The same, however, can’t be said of QPR, Luton and Oldham, as a variety of relegations, boardroom power-struggles, financial difficulties, and even a spell outside the Football League in Luton’s case, have beset those three clubs that used artificial pitches in the higher divisions to propel themselves to views of their own personal Promised Lands.
While no correlation can realistically be drawn to link their various sliding-scale demises with relinquishing their artificial surfaces, it is fair to say those surfaces assisted heavily in making QPR, Luton and Oldham’s golden eras come to fruition. Arguably, Luton’s surface helped them delay their eventual 1992 relegation from the top flight by a couple of seasons.
Not much more than a decade after the final whistle blew on that Preston versus Torquay playoff semi-final, the shadow of artificial pitches had crept across the game once more. 3G technology began to make a name for itself, a surface that went on to gain UEFA and FIFA blessings.

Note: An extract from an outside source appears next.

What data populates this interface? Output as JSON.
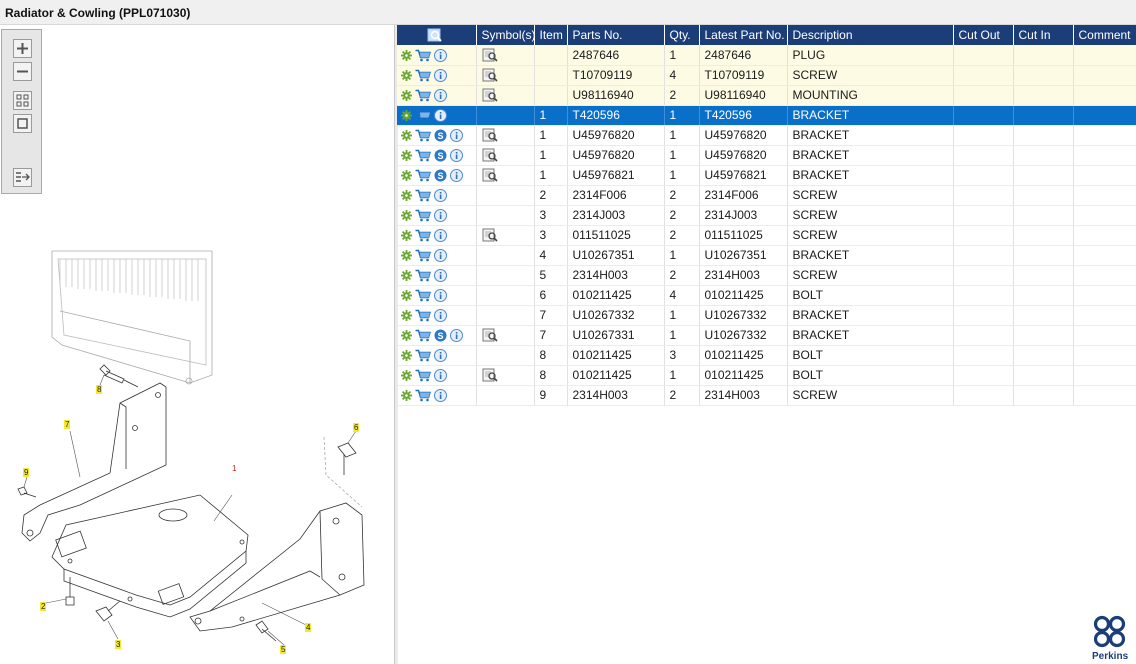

By 2007 England were facing Russia in a crucial Euro 2008 qualifier at the Luzhniki Stadium on an approved artificial pitch, just two years after UEFA had begun to allow the use of some approved surfaces in their club competitions.
Again, fear and scepticism arose from many quarters – and still does to this day. The Lithuanian fire brigade had to water the artificial pitch at the LFF Stadium prior to England’s visit during the last round of qualifiers for Euro 2016, amidst reported fears from players and coaches alike. It was compounded all the more after Newcastle United’s Tim Krul ruptured his cruciate ligament on the Astana Arena’s artificial pitch while playing for the Netherlands in Kazakhstan.
The artificial pitch issue has almost gone full-circle once more. Questionmarks over injuries sustained and psychological fears from visiting teams are the same ones today that were regularly aired three decades ago. The second coming of artificial pitches seems set to be a longer lasting occurrence this time, however.
The 2015 FIFA Women’s World Cup was entirely played out on artificial surfaces, a proposition that initially led to a group of players lodging a complaint of gender discrimination to the Human Rights Tribunal of Ontario, naming FIFA and the Canadian Soccer Association. Complaints were eventually withdrawn and the tournament was deemed a massive success, but for many this was in spite of the artificial pitches rather than because of them. Controversy, it appears, will forever go hand-in-hand with artificial football pitches.
In 1972 Terry Venables co-wrote a novel with the author Gordon Williams entitled ‘They Used to Play on Grass’ which predicted the end of grass being used as football’s playing surface. While grass may never fall completely out of fashion there will always be those who strive to create the perfect alternative to it, just as much as there will always be those who view that alternative surface with fear and suspicion. In a sport of defined winners and losers, when it comes to artificial pitches, there appears to be no final result due anytime soon.
As for Perry Buckland, still to this day no-one seems to be able to shed any light on whether he indeed was innocent or not. Neither can anyone come up with the identity of the person who protested so emphatically, in tall whitewash lettering on the Loftus Road Omni-Turf pitch, on Christmas Day 1981.
By Steven Scragg